Another important issue for the future of SIAM is to steer the successful and excellent publications program through the current turbulent transition phase in the scientific publication world. It is necessary to embrace new areas in applied and industrial mathematics, like SIAM did most recently with the data sciences by launching the SIAM Journal on Mathematics of Data Science. SIAM should continue to define the highest scientific standards in the editorial and reviewing processes, and should transfer this high quality publishing philosophy to new journals and potential other scientific dissemination platforms. SIAM should serve as a role model in this process, and can set standards that would hopefully also be followed by traditional publishing houses at some point. But SIAM also needs to discuss and potentially implement new elements of electronic publishing, like online reviewing and/or commenting functionality, running computational experiments reproducing published results online, etc.
Xiaoye Sherry Li, Lawrence Berkeley National Laboratory*
Candidate Statement: SIAM has been the most important professional society that brings together applied mathematics and computing to solve many real-world problems. It fosters the rapid growth of the interdisciplinary fields in computational science and engineering, with journals and conferences of the highest standard. As a Council member for two and a half years, I have participated in fruitful discussions about improving SIAM Activity Groups, conferences, journals, and prize and award programs. I visited a number of SIAM Student Chapters at various universities. I believe SIAM can play a more prominent role in (1) facilitating closer collaboration between theoreticians and practitioners through joint appointments, conferences, and publications, (2) providing more opportunities to involve graduate students and junior scholars, and promoting diversity, (3) nurturing nontraditional areas that require cross-cutting technologies, such as analysis of experimental data from scientific instruments. In my capacity as a Council member, I would like to continue working with the SIAM community in developing better approaches in these areas.

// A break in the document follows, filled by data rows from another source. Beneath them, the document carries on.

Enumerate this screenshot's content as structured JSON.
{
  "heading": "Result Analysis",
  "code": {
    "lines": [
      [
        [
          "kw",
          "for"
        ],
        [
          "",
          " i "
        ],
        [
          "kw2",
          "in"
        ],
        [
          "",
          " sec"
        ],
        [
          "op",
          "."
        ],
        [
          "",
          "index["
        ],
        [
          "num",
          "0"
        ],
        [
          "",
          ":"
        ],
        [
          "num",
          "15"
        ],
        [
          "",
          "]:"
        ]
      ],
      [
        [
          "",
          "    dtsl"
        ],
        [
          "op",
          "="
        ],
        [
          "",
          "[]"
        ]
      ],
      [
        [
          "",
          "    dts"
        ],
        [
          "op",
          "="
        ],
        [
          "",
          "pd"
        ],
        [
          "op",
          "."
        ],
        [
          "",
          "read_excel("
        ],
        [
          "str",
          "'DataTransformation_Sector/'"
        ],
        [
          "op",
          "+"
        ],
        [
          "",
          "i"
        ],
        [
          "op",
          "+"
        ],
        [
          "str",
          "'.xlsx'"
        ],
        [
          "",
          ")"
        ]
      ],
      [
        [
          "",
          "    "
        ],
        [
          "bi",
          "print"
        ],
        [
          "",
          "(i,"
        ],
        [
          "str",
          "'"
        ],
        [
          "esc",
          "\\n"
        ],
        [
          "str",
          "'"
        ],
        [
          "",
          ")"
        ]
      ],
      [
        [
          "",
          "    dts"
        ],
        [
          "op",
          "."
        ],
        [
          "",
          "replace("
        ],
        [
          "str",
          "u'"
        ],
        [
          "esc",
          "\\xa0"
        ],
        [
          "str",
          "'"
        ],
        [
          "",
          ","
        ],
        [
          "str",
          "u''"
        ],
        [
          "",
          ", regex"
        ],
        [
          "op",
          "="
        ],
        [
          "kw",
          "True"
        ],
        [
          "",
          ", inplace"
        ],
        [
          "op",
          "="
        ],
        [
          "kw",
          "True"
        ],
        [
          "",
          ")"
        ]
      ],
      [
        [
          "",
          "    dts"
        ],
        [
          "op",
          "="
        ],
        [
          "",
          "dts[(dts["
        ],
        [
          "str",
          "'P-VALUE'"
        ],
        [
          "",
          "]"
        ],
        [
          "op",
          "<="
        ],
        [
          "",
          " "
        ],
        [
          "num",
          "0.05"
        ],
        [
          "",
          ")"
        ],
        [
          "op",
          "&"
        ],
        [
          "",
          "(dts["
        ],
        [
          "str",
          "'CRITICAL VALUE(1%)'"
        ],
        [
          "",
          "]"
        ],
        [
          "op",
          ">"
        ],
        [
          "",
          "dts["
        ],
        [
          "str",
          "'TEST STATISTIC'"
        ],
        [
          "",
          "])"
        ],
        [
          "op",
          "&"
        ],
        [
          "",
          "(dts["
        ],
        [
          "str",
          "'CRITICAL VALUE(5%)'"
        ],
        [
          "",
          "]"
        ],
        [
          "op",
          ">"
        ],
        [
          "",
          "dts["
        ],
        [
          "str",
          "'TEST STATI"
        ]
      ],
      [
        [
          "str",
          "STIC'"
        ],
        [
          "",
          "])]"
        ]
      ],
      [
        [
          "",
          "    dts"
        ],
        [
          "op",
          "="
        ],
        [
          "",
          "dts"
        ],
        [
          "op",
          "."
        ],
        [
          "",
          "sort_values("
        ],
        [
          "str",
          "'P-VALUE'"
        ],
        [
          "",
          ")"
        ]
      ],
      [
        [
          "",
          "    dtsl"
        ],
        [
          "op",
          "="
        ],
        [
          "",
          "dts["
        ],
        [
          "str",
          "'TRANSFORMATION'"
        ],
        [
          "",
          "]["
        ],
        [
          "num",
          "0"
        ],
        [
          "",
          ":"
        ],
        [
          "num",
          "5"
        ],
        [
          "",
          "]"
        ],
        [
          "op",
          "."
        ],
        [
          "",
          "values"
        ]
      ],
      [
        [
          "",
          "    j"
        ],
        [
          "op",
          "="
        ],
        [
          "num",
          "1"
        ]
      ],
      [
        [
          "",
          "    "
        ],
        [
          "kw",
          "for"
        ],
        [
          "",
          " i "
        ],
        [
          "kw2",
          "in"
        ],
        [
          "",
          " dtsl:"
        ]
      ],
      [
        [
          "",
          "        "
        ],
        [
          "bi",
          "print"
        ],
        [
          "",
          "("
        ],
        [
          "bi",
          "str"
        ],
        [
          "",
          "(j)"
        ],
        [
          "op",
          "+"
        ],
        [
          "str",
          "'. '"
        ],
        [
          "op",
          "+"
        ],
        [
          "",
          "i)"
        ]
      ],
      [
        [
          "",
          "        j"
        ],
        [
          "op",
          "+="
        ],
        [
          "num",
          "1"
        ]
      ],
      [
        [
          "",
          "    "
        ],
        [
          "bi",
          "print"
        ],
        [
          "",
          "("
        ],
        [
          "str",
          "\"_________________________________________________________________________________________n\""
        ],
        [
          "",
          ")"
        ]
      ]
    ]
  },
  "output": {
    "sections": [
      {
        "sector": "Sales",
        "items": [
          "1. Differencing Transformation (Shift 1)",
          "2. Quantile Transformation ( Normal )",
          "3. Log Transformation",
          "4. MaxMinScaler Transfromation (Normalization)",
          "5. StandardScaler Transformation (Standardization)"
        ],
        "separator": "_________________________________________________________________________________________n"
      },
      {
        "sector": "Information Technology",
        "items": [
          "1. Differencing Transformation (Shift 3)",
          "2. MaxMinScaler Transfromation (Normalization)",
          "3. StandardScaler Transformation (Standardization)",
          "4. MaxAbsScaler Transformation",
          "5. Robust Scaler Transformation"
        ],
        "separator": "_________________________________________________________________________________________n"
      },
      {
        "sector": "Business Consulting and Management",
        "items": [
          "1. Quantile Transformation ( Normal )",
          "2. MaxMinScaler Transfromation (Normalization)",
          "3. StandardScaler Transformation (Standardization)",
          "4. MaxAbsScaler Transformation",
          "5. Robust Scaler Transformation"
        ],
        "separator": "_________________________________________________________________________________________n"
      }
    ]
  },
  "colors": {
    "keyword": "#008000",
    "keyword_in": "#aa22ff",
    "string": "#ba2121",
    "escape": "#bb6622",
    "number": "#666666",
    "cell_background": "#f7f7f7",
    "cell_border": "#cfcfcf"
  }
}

Joel A. Tropp, California Institute of Technology*
Candidate Statement: This is an exciting time for applied and computational mathematics. Traditional areas (such as computational science & engineering) have made and continue to make significant contributions to society. At the same time, younger parts of our field (such as mathematics of data science) have been steadily increasing in importance.
One of the great opportunities for SIAM is to promote both the younger and older branches of our field and to establish a rapport between them, both in our research and educational programs. I also think it is important to support the careers of younger scientists so that we can establish the next generation of leaders in our field.
As a first step in this program, I worked with Tammy Kolda to establish the SIAM Journal on Mathematics of Data Science (SIMODS), which will publish its first issue in the fall. I am also serving as the co-chair of the first SIAM Conference on Mathematics of Data Science, to take place in 2020.
At the same time, we do face a few serious challenges, such as uncertainty about federal research funding and the maintenance of our journals as publishing models evolve.
With these opportunities and challenges in mind, I am grateful to be considered for re-election to the SIAM Council.
* indicates incumbent